» Material provided
....................

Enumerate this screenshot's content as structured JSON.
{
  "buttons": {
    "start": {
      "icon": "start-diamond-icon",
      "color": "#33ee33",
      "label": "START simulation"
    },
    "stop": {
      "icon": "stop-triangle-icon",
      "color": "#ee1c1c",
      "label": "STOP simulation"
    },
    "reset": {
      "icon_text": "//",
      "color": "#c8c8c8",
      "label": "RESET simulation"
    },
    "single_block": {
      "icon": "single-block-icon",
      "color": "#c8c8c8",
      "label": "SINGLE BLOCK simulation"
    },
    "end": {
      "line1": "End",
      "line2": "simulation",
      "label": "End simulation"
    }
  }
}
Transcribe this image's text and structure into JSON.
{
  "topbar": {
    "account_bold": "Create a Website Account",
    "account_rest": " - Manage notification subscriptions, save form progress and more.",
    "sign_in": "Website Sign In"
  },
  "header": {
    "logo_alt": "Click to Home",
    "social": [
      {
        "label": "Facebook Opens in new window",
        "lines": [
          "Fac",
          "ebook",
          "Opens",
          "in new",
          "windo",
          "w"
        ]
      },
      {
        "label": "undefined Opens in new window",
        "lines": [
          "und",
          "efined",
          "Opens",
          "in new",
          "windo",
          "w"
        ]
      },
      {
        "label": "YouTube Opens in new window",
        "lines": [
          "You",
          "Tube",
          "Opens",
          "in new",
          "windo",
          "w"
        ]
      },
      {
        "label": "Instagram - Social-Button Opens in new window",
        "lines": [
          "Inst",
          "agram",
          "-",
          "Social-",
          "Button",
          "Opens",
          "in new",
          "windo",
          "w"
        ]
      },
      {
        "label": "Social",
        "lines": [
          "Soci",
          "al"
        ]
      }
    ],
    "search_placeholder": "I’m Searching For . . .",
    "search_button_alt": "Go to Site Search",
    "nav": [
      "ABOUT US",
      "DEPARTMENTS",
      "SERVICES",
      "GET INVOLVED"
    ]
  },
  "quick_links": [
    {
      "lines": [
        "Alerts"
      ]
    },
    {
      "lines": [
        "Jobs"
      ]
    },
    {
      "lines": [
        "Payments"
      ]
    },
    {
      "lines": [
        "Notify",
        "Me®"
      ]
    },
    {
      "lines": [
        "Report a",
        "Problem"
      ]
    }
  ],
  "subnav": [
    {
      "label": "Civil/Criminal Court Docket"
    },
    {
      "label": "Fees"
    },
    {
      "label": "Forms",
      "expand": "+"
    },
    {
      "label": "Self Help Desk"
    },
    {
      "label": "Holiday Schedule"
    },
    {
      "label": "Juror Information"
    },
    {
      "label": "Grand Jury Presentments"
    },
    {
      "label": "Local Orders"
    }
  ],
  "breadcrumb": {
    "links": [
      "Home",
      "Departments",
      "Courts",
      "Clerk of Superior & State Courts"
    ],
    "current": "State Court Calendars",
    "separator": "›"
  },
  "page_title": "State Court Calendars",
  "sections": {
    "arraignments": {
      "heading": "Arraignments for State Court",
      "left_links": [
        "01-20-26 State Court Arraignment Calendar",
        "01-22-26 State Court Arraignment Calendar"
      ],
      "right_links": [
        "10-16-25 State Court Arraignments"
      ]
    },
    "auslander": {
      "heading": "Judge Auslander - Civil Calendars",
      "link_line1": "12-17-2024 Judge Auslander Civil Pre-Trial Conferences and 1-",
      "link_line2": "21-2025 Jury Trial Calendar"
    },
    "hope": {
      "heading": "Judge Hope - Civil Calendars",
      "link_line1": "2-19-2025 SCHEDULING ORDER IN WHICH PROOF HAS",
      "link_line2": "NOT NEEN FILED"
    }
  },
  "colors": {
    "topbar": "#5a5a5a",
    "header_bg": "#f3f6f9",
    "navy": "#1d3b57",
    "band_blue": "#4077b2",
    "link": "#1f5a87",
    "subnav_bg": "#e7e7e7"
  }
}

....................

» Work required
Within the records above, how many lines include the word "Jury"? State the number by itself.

» Solved exercise
2